The life—and voice—of Frederick Douglass in Rappaport’s signature “Big Words” style.

The Youngest Marcher: The Story of Audrey Faye Hendricks, a Young Civil Rights Activist by Cynthia Levinson and illustrated by Vanessa Brantley-Newton
New York: Atheneum Books, 2017. 40 pages
After participating in a 1963 march in Birmingham, nine-year-old Audrey Hendricks spent seven days in jail with other student activists. This book provides an accessible way for even the youngest reader or listener to understand the importance of young people in the Civil Rights Movement.

If you would like a copy of the entire list, please leave a comment and I would be happy to email it to you.  Happy Reading!

 

 

Advertisements

A Conference, Covers, and a Cow…

1 Comment

fullsizerender

One of my favorite events of the year is the Horn Book at Simmons Colloquium.  This year’s conference, Out of the Box, included panel discussions and talks by authors about what’s happening in the world of children’s books.
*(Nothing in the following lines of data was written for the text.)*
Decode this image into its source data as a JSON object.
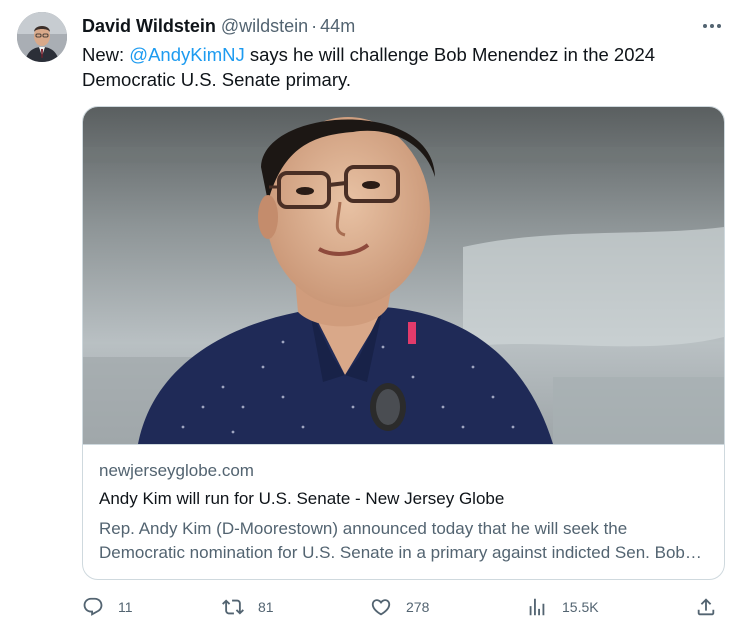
{
  "author": {
    "name": "David Wildstein",
    "handle": "@wildstein",
    "separator": "·",
    "time": "44m"
  },
  "tweet": {
    "prefix": "New: ",
    "mention": "@AndyKimNJ",
    "rest": " says he will challenge Bob Menendez in the 2024 Democratic U.S. Senate primary."
  },
  "card": {
    "domain": "newjerseyglobe.com",
    "title": "Andy Kim will run for U.S. Senate - New Jersey Globe",
    "description": "Rep. Andy Kim (D-Moorestown) announced today that he will seek the Democratic nomination for U.S. Senate in a primary against indicted Sen. Bob Menendez."
  },
  "actions": {
    "replies": "11",
    "reposts": "81",
    "likes": "278",
    "views": "15.5K"
  },
  "icons": {
    "more": "more-dots-icon",
    "reply": "reply-icon",
    "repost": "repost-icon",
    "like": "heart-icon",
    "views": "views-icon",
    "share": "share-icon"
  },
  "colors": {
    "text": "#0f1419",
    "muted": "#536471",
    "link": "#1d9bf0",
    "border": "#cfd9de"
  }
}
As always, it was an inspiring day – one that made me wish I could hide in a library for a week and read!

unknown

M.T. Anderson, author of Symphony for the City of the Dead: Dimitri Shostakovich and the Siege of Leningrad, was the keynote speaker and the story he told about what happened in Leningrad in the mid-1940s and how Shostakovich wrote his symphony as bombs were falling was a powerful reminder of the role the arts play in our lives.  The room was silent as Anderson told his story.  I bet everyone in the room was picturing the dramatic and tragic events he described so forcefully.
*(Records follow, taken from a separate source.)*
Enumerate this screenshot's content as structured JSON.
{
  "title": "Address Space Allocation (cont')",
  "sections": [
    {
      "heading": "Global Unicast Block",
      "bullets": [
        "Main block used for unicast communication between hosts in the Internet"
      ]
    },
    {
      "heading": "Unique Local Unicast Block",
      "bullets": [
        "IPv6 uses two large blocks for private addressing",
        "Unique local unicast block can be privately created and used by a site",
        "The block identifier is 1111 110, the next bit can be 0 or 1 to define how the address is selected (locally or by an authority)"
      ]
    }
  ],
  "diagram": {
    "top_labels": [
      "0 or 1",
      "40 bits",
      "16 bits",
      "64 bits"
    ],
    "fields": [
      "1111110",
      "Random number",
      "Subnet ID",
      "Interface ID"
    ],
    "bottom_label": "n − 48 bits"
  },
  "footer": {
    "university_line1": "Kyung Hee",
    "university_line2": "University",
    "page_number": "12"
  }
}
One thing Anderson said really stood out. I wrote it down so I could think about it on the train ride home: “How do we expect books to change the lives of readers,” he asked, “if they haven’t changed ours first?”  It’s true.  I’m not sure how anyone could work in a school library or a bookstore whose life has not been changed by reading.  Kids know when you’re telling them to read because “it’s good for them.”  And they recognize sincerity when an adult they trust says: “read this.”

I still remember the first “real” readers in my life.  As a teenager, I visited my aunt, and her house was filled with books – something that I had never seen before.  I felt a deep connection with her immediately – one that has deepened over the years.  I remember a professor who asked what magazines or journals I read besides Newsweek.  To be honest, it had never occurred to me that there were other sources of news and opinion outside of the Dayton newspapers and general interest weeklies. His question inspired my subscriptions to The New Yorker and The Atlantic.  I remember my early visits to bookstores in Washington, D.C. when I would literally leave with a bag of books and a stomach ache at the thought of how much I wanted to know.  Anderson’s question brought all of that back.
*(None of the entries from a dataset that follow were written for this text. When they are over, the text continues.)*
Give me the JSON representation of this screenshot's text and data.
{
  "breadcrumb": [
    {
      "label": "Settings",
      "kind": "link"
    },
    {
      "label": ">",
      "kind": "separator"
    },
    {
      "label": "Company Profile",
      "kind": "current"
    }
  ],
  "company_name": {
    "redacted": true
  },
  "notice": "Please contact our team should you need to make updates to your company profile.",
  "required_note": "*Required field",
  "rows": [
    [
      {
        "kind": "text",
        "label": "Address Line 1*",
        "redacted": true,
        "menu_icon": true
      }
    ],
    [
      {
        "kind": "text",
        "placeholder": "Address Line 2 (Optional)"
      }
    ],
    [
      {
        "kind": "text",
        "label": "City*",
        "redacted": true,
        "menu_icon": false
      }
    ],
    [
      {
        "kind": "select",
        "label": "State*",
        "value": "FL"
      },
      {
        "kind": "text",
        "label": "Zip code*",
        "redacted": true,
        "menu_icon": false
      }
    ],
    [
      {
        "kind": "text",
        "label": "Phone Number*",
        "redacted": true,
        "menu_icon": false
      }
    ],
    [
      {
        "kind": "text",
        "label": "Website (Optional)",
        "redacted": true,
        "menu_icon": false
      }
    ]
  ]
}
Another speaker was Steve Sheinkin, author of several respected nonfiction books for young readers. Sheinkin’s presentation focused on his most recent award-winning book, Most Dangerous: Daniel Ellsberg and the Secret History of the Vietnam War.

unknown-2

Like Anderson, Sheinkin told a fascinating story – one that led me right to the conference book shop to buy his book.  It was especially interesting to hear Sheinkin’s comments about the parallels between Ellsberg’s story – and that of Edward Snowden. It was not surprising to hear that Ellsberg is “pro-leaks” and supports Snowden’s decision to leak classified information.

unknown-1

Sheinkin’s new book, Undefeated: Jim Thorpe and the Carlisle Indian Football Team, will be published in January.

unknown-3

There was also a presentation by the author and illustrator of Jazz Day: The Making of a Famous Photograph. Roxanne Orgill and Francis Vallejo told the story of “that moment” in 1958 when Art Kane gathered a large group of jazz musicians in one place for a group photograph.

unknown-4

The day was full of wonderful moments – and lots of signed books.  I’m already looking forward to next year’s conference!

In other news….

One of Inly’s cows is wearing a pencil costume!

img_2140

img_2141

And finally – three blue books recently published in England.  They are so beautiful that I’m tempted to order the books and put them on display in my house!

img_1286

img_1285

img_1288

Happy Reading!